“Business aviation needs an influx of available aircraft and the airlines are looking to sell,” said Eric Gillespie, Flying Colours Corp, Executive VP. “The regional jet conversion provides an excellent choice for owners seeking a fully customised aircraft and we have seen more inquiries in the last six months than the last few years. We can adapt the design to specific budgets, while delivering an as new aircraft, inside and out, for a competitive fee. In a market where good aircraft are hard to find and new production aircraft waiting times are long, conversions provide an excellent solution for operators who want to quickly access aircraft.”

Once complete, the new refurbished corporate shuttle interior will feature 29 seats, with six business jet seats and a divan at the front of the cabin and a further 20 seats configures airline style at the aft of the cabin. Gogo Avance connectivity will keep travellers productive and entertained while flying.
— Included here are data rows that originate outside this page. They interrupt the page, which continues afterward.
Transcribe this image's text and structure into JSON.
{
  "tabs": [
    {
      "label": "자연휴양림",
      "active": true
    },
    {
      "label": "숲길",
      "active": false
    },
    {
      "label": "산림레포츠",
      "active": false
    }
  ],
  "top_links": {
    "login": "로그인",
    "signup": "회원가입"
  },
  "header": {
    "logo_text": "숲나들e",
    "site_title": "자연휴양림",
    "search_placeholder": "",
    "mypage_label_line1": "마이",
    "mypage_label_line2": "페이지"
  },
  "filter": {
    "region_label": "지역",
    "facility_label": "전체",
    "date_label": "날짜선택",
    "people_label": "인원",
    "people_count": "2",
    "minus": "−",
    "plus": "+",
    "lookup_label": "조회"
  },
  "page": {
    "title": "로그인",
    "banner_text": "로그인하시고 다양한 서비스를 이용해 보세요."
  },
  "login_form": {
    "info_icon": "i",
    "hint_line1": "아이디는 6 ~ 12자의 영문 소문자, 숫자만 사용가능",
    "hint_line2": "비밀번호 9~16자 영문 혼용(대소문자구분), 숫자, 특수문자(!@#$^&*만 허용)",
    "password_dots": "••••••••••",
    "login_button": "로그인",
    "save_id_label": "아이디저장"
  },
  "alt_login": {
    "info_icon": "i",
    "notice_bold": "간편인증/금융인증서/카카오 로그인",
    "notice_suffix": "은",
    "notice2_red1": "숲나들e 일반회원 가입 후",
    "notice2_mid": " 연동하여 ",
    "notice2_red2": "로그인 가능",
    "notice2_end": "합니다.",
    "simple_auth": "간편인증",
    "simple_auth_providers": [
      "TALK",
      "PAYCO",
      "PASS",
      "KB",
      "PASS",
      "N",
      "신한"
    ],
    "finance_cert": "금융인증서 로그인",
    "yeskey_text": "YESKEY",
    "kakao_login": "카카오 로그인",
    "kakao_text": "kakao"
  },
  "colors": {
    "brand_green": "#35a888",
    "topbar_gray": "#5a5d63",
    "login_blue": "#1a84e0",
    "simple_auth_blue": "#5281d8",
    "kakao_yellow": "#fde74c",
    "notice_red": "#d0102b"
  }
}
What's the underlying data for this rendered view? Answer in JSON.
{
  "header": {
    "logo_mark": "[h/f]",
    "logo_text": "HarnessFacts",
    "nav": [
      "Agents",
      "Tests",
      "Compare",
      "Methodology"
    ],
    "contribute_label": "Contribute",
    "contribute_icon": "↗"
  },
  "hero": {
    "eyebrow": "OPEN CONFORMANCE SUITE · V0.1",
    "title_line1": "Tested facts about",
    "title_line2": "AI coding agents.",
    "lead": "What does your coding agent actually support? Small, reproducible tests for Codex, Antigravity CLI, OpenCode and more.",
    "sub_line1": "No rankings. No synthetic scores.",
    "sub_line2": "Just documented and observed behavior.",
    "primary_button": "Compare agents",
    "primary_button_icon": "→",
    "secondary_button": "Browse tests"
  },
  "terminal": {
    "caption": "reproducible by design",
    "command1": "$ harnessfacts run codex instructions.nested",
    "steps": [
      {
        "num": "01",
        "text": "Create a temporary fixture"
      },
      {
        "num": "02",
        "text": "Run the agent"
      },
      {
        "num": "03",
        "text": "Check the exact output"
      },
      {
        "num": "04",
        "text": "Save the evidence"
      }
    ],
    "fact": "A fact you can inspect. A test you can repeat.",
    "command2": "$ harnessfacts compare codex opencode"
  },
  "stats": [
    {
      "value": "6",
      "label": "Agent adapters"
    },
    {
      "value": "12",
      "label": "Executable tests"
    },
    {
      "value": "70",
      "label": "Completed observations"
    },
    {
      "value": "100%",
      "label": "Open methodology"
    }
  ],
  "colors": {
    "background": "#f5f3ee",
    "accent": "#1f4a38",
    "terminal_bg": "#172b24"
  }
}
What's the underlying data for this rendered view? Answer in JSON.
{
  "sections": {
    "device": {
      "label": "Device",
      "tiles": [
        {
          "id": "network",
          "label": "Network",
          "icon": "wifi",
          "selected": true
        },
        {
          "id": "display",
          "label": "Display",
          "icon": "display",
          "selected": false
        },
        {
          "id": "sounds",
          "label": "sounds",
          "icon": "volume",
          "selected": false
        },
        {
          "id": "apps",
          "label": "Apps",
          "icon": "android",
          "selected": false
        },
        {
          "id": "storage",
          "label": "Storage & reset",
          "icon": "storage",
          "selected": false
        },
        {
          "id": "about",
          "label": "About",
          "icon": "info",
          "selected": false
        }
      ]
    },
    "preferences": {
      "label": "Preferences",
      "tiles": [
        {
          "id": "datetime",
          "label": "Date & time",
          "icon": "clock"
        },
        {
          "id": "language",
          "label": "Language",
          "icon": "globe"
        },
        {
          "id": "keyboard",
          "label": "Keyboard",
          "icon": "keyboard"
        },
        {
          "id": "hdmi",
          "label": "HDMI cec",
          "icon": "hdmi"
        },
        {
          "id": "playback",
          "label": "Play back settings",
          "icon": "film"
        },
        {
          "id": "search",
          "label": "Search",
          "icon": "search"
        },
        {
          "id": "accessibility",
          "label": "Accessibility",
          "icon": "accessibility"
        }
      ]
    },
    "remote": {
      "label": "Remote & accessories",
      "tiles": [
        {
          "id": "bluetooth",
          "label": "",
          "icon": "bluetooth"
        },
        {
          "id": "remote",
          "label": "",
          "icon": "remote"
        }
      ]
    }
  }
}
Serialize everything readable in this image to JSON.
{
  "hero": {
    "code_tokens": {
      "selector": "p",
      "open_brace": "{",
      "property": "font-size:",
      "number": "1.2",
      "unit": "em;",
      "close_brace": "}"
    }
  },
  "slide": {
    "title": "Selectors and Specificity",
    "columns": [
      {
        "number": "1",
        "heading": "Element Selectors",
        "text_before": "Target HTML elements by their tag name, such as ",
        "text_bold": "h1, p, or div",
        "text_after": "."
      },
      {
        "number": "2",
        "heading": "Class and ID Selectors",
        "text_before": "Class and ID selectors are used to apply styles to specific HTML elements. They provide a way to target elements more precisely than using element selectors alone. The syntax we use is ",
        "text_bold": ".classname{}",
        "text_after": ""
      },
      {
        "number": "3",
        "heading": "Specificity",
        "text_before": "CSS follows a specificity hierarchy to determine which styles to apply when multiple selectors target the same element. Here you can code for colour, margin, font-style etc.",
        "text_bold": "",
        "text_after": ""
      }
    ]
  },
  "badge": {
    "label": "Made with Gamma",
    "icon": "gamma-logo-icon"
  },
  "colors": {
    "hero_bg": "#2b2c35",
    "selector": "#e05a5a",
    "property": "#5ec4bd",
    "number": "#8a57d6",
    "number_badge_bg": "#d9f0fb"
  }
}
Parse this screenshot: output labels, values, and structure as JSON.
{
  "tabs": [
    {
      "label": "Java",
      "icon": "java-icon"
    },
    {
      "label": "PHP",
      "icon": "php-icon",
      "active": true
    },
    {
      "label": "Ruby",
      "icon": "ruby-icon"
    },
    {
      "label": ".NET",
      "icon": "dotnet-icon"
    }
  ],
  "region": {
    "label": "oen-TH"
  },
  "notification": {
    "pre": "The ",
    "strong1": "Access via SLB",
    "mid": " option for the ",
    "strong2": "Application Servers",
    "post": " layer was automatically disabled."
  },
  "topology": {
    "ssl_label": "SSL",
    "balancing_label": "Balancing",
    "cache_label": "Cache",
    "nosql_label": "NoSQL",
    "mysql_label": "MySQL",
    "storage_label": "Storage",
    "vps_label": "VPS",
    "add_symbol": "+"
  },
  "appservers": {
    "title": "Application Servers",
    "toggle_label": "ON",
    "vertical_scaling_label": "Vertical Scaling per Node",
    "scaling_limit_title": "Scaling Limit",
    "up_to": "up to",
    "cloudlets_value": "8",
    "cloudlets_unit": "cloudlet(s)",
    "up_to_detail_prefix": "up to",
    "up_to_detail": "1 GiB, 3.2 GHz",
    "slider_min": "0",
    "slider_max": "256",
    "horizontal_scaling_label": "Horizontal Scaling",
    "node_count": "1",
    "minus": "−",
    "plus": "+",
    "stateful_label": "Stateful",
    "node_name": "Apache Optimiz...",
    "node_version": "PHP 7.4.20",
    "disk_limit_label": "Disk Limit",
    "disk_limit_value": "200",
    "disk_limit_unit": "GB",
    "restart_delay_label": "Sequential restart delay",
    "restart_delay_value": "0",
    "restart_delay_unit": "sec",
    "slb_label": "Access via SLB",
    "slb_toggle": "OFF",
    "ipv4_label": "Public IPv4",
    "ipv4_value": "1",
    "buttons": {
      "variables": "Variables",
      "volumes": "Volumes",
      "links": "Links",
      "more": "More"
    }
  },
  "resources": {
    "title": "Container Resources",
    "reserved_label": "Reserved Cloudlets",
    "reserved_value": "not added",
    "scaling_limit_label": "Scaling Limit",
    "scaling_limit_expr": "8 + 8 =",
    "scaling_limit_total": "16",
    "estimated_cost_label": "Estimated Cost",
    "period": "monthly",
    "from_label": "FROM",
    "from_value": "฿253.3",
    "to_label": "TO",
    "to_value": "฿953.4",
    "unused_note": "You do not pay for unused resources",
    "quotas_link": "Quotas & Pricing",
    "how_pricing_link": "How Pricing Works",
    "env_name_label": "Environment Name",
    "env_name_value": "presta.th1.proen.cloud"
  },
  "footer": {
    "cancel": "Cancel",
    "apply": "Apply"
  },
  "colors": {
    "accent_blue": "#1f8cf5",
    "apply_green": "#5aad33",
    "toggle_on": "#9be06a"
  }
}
Further cabin comforts include storage at the front and rear of the cabin, as well as a forward galley and washroom at the back.

The aircraft exterior will feature a new fuselage paint scheme, which will be applied at Flying Colours’ Peterborough Airport facility.